■ Recorded data:

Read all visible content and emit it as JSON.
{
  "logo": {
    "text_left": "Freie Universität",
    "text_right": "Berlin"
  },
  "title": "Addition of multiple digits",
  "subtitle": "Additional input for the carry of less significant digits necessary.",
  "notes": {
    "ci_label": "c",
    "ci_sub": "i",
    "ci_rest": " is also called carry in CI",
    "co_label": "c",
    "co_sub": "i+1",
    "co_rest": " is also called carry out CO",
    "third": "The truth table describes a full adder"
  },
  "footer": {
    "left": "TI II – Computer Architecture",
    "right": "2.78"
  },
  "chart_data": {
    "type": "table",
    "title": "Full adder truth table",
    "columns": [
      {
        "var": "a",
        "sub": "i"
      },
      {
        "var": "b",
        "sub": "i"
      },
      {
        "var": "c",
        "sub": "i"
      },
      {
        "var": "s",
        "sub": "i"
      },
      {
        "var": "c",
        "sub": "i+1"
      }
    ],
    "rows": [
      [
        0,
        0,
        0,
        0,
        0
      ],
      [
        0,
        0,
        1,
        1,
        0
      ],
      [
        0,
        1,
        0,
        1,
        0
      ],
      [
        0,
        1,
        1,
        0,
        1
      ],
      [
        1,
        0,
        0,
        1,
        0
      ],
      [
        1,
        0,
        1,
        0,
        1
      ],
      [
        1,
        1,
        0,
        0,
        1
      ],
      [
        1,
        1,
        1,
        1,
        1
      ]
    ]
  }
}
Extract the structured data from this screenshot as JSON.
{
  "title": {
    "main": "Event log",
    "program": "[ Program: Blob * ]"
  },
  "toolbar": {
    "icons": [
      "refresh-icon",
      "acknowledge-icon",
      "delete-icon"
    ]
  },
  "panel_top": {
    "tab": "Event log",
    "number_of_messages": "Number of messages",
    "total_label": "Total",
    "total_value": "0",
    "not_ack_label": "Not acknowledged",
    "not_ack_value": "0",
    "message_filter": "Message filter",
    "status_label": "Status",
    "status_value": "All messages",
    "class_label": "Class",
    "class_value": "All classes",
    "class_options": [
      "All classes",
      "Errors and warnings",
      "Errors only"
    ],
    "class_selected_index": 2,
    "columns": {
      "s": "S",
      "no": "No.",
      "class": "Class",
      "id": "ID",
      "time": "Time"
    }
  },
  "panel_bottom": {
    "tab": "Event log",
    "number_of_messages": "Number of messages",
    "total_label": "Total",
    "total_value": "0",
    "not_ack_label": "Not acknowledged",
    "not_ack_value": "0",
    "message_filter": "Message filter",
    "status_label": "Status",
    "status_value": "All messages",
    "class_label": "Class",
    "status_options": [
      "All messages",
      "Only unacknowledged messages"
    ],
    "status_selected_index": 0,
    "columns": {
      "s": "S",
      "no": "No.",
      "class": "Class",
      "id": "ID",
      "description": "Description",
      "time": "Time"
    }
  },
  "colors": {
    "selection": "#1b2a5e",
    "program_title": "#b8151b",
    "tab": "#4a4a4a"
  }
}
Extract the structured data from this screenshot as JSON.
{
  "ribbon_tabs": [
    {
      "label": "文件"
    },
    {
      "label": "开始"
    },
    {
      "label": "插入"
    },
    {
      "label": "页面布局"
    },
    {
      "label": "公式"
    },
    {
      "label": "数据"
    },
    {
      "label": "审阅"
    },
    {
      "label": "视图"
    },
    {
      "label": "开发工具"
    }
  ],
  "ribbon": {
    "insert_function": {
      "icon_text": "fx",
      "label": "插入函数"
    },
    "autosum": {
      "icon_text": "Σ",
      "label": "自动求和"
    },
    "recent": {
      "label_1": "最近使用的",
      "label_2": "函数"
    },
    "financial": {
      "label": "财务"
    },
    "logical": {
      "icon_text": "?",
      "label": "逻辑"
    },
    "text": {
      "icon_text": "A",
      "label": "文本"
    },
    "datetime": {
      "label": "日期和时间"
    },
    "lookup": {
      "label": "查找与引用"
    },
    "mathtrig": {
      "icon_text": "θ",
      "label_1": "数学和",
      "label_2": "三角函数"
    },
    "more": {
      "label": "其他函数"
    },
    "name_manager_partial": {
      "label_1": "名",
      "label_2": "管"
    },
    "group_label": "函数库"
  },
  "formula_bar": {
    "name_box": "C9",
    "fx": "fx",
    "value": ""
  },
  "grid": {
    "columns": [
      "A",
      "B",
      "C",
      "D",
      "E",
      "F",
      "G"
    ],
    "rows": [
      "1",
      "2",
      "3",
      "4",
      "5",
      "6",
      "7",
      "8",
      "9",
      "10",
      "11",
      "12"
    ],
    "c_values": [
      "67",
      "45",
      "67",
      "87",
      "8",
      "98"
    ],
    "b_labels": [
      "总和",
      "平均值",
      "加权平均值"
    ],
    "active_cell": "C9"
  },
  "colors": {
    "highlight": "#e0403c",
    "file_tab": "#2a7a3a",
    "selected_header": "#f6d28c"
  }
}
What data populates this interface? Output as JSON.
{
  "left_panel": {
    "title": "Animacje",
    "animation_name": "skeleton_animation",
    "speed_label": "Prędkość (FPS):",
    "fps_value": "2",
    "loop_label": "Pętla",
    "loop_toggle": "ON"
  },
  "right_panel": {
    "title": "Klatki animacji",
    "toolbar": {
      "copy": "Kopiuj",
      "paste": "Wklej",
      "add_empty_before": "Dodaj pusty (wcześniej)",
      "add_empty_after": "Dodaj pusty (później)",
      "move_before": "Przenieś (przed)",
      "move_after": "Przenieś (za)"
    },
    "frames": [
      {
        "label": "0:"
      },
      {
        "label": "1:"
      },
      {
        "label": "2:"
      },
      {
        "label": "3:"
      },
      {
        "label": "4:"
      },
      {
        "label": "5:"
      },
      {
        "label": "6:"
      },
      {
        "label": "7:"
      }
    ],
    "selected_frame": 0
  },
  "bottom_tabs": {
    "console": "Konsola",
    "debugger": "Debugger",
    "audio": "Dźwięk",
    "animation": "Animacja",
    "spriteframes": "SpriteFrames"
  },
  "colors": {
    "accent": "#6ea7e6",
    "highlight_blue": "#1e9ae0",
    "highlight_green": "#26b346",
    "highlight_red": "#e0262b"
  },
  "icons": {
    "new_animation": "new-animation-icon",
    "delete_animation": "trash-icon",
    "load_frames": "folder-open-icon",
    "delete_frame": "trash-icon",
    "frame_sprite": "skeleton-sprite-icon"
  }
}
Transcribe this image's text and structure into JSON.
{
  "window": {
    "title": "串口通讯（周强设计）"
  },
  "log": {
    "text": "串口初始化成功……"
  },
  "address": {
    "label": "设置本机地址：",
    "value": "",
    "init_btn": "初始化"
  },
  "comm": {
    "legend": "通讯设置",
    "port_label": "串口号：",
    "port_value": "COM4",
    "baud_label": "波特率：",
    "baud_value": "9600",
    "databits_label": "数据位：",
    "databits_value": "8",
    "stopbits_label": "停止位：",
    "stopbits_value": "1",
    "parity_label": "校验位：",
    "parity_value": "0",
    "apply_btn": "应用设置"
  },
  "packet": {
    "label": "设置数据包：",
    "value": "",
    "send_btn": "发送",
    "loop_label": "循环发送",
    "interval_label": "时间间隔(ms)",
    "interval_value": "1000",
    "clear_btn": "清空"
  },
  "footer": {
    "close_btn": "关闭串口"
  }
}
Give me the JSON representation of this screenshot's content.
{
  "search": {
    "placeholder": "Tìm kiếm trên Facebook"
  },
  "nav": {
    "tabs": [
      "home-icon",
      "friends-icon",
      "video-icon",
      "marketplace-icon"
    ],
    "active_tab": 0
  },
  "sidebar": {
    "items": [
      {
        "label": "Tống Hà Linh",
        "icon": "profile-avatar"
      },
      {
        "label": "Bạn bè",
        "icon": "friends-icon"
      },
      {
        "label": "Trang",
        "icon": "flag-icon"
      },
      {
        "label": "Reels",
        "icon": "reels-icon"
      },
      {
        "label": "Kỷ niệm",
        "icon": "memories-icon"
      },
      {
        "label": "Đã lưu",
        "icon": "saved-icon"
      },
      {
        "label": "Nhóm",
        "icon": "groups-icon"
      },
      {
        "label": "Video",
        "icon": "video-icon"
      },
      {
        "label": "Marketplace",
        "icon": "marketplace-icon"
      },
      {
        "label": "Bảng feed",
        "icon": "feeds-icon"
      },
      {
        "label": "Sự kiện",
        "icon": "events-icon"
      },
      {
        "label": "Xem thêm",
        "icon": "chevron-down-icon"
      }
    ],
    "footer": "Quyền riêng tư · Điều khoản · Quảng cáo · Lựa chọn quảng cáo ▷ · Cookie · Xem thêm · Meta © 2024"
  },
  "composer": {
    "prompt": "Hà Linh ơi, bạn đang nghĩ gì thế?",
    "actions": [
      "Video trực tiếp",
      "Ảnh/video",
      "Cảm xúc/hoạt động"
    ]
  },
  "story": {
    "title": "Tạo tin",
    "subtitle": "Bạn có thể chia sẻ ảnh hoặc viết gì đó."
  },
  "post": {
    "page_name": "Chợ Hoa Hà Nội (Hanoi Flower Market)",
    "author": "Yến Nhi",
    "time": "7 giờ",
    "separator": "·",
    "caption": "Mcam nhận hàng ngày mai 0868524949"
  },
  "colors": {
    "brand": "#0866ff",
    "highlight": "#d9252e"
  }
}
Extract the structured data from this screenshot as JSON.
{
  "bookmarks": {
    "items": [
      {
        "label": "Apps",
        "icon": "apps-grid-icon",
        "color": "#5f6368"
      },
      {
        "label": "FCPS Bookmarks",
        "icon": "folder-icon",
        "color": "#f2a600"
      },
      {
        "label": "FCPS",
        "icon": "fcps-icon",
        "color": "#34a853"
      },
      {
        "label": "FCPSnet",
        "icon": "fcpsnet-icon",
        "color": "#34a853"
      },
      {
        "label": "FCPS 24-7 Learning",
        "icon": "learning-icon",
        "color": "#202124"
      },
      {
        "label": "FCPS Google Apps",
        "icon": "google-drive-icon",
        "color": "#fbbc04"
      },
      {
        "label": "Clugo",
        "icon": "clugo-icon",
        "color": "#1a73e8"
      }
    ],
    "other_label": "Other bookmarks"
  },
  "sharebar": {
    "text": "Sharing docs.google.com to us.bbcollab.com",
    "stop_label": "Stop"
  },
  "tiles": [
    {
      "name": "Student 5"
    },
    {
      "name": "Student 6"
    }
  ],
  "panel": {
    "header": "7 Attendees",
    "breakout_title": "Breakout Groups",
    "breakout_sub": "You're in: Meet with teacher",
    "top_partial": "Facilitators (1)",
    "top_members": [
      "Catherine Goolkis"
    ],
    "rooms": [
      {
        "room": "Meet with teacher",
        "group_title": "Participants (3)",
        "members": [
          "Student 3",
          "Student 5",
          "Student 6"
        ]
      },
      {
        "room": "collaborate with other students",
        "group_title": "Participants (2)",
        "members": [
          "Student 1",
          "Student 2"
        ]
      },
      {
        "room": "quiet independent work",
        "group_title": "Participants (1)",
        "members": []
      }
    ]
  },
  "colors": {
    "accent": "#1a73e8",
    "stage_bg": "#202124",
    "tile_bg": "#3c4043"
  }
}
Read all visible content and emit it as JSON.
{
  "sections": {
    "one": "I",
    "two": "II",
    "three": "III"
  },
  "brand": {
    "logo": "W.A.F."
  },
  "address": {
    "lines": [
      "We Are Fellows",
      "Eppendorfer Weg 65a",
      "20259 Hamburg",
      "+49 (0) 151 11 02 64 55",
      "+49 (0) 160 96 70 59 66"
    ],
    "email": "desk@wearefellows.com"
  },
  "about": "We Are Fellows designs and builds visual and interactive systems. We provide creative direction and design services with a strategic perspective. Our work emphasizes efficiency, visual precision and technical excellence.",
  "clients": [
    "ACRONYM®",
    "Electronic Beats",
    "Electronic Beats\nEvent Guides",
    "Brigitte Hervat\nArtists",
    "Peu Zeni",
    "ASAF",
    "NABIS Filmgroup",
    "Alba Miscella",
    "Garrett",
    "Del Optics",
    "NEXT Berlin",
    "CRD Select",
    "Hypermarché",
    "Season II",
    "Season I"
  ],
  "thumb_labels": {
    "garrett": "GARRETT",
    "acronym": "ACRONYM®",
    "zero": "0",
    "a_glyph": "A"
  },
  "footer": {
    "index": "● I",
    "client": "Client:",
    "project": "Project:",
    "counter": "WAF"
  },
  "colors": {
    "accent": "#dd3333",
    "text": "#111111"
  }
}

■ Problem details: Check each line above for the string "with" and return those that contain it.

■ Response to the exercise:
    "breakout_sub": "You're in: Meet with teacher",
        "room": "Meet with teacher",
        "room": "collaborate with other students",
  "about": "We Are Fellows designs and builds visual and interactive systems. We provide creative direction and design services with a strategic perspective. Our work emphasizes efficiency, visual precision and technical excellence.",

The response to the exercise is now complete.